# [Your objective]
Reproduce the listing that follows in full. Omit its images.

————————

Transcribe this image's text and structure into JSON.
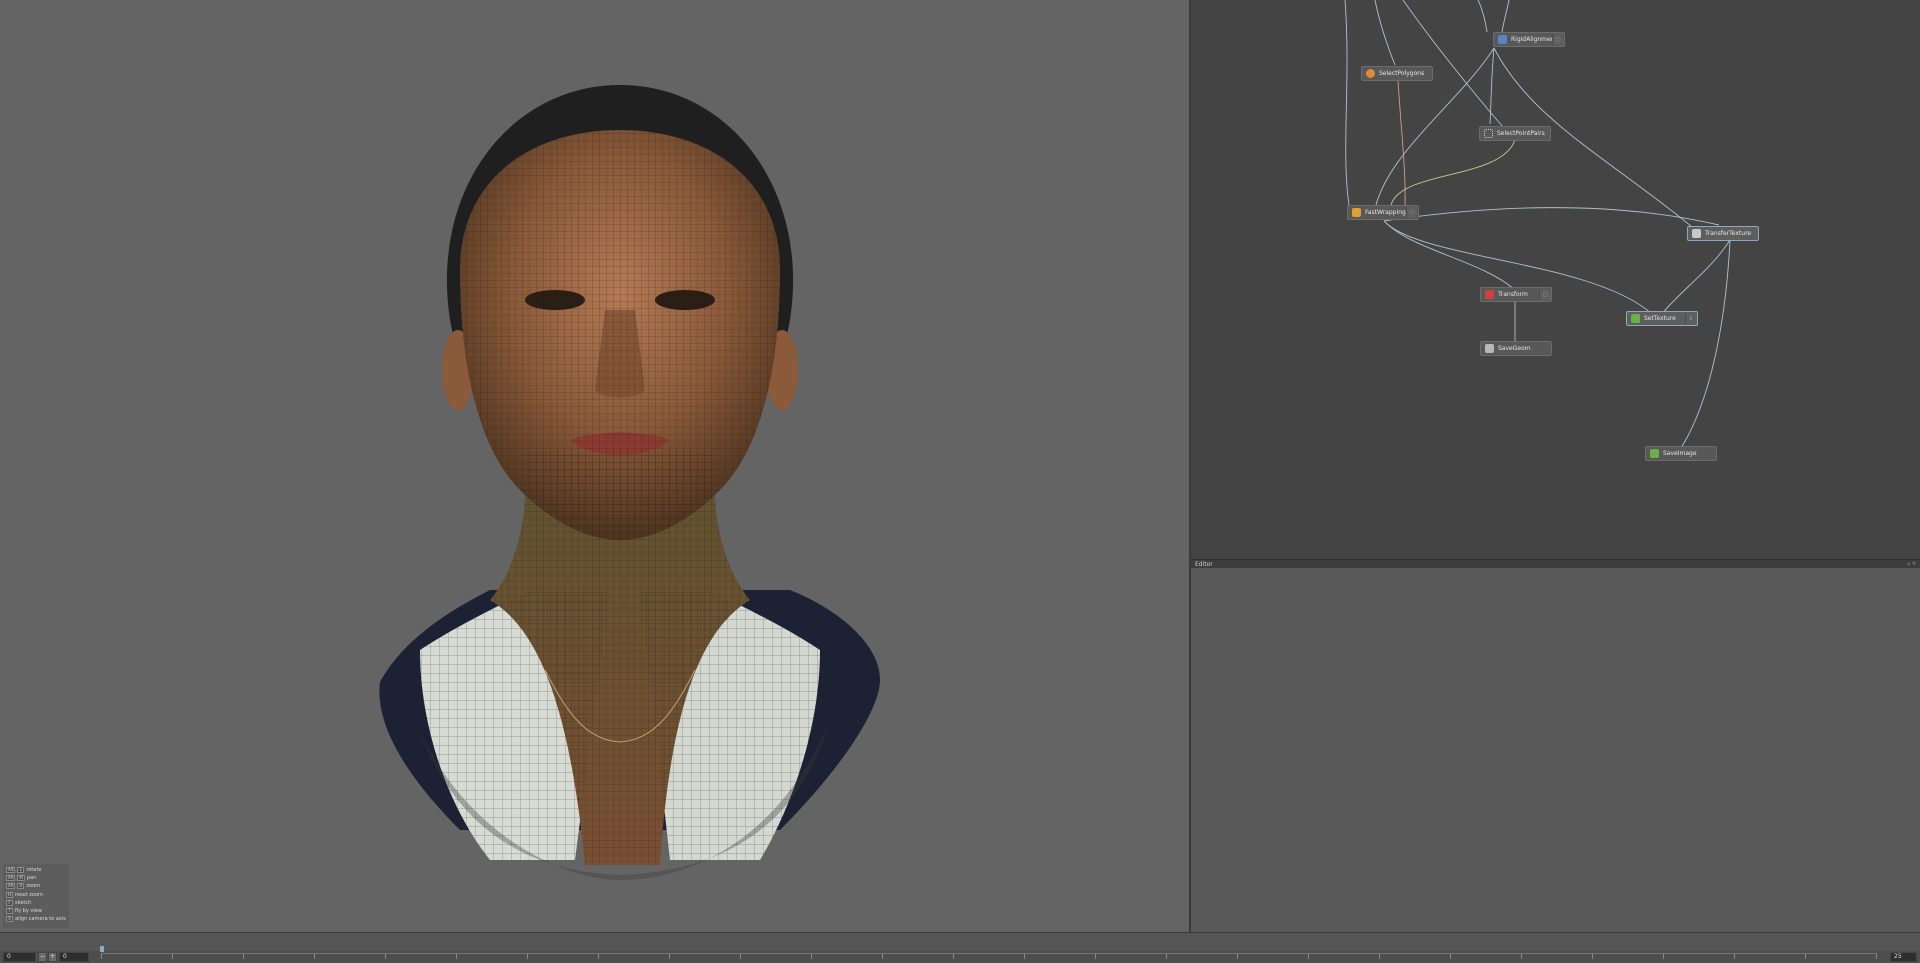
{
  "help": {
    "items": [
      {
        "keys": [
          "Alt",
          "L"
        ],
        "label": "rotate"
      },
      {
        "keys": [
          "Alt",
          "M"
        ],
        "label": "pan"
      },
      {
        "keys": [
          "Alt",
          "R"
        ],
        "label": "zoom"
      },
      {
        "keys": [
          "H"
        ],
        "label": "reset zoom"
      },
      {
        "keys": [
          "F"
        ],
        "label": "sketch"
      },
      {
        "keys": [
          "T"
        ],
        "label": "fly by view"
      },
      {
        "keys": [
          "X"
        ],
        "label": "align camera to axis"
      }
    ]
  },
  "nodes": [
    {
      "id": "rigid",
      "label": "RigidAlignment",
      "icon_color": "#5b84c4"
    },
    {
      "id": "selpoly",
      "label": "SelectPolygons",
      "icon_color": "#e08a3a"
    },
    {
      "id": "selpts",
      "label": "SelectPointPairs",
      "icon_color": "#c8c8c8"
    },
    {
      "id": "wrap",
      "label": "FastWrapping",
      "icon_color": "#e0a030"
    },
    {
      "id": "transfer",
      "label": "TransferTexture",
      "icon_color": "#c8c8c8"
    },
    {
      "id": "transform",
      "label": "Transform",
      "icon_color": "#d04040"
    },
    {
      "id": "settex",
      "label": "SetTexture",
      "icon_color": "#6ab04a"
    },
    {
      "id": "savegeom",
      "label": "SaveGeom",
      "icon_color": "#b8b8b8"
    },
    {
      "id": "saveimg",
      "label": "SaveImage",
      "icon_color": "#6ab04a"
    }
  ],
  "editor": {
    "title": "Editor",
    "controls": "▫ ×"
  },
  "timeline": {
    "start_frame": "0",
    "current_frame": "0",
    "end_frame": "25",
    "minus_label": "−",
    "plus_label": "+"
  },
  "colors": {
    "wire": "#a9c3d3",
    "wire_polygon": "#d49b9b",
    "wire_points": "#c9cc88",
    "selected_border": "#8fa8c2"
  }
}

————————

# [Task output]
Transcribe this image's text and structure into JSON.
{
  "help": {
    "items": [
      {
        "keys": [
          "Alt",
          "L"
        ],
        "label": "rotate"
      },
      {
        "keys": [
          "Alt",
          "M"
        ],
        "label": "pan"
      },
      {
        "keys": [
          "Alt",
          "R"
        ],
        "label": "zoom"
      },
      {
        "keys": [
          "H"
        ],
        "label": "reset zoom"
      },
      {
        "keys": [
          "F"
        ],
        "label": "sketch"
      },
      {
        "keys": [
          "T"
        ],
        "label": "fly by view"
      },
      {
        "keys": [
          "X"
        ],
        "label": "align camera to axis"
      }
    ]
  },
  "nodes": [
    {
      "id": "rigid",
      "label": "RigidAlignment",
      "icon_color": "#5b84c4"
    },
    {
      "id": "selpoly",
      "label": "SelectPolygons",
      "icon_color": "#e08a3a"
    },
    {
      "id": "selpts",
      "label": "SelectPointPairs",
      "icon_color": "#c8c8c8"
    },
    {
      "id": "wrap",
      "label": "FastWrapping",
      "icon_color": "#e0a030"
    },
    {
      "id": "transfer",
      "label": "TransferTexture",
      "icon_color": "#c8c8c8"
    },
    {
      "id": "transform",
      "label": "Transform",
      "icon_color": "#d04040"
    },
    {
      "id": "settex",
      "label": "SetTexture",
      "icon_color": "#6ab04a"
    },
    {
      "id": "savegeom",
      "label": "SaveGeom",
      "icon_color": "#b8b8b8"
    },
    {
      "id": "saveimg",
      "label": "SaveImage",
      "icon_color": "#6ab04a"
    }
  ],
  "editor": {
    "title": "Editor",
    "controls": "▫ ×"
  },
  "timeline": {
    "start_frame": "0",
    "current_frame": "0",
    "end_frame": "25",
    "minus_label": "−",
    "plus_label": "+"
  },
  "colors": {
    "wire": "#a9c3d3",
    "wire_polygon": "#d49b9b",
    "wire_points": "#c9cc88",
    "selected_border": "#8fa8c2"
  }
}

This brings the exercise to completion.